• [Required action]: Filter the data for lines with the word "Etat", then copy every line so identified.

• [Provided information]:
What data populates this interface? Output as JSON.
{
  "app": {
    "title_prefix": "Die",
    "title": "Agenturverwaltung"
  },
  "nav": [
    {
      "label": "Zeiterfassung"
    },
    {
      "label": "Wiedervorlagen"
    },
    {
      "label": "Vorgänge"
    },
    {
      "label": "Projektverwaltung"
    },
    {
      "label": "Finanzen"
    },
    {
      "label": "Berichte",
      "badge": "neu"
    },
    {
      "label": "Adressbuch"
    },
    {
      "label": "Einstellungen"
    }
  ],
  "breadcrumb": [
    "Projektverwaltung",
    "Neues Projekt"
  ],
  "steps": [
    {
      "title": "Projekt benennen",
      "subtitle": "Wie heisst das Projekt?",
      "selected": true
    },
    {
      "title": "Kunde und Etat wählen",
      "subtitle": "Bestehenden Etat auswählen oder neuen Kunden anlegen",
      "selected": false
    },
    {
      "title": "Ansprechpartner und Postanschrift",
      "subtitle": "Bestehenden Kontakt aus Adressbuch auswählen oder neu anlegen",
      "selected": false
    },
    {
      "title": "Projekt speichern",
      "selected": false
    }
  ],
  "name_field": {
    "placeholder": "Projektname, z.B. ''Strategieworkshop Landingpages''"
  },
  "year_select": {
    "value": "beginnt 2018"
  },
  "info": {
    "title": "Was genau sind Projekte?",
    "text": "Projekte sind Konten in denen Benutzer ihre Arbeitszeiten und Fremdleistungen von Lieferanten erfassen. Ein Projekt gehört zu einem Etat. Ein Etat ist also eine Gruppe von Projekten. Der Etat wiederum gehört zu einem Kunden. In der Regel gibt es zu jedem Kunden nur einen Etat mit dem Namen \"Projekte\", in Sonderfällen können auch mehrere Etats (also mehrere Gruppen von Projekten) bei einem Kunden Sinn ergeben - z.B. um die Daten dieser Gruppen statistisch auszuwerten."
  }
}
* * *
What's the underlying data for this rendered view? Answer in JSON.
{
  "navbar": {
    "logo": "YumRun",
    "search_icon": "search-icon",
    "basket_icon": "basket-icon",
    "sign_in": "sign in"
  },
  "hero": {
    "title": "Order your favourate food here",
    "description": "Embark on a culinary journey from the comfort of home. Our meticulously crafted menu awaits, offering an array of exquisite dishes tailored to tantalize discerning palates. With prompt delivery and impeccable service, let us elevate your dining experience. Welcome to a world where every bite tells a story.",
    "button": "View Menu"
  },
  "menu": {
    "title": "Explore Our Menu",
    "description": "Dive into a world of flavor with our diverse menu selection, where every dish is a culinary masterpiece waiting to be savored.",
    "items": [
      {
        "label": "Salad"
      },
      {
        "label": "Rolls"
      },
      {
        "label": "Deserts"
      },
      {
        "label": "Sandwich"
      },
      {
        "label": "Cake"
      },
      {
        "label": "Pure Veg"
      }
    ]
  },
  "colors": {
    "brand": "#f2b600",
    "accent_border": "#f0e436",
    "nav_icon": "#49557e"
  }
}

• [Answer box]:
      "title": "Kunde und Etat wählen",
      "subtitle": "Bestehenden Etat auswählen oder neuen Kunden anlegen",
    "text": "Projekte sind Konten in denen Benutzer ihre Arbeitszeiten und Fremdleistungen von Lieferanten erfassen. Ein Projekt gehört zu einem Etat. Ein Etat ist also eine Gruppe von Projekten. Der Etat wiederum gehört zu einem Kunden. In der Regel gibt es zu jedem Kunden nur einen Etat mit dem Namen \"Projekte\", in Sonderfällen können auch mehrere Etats (also mehrere Gruppen von Projekten) bei einem Kunden Sinn ergeben - z.B. um die Daten dieser Gruppen statistisch auszuwerten."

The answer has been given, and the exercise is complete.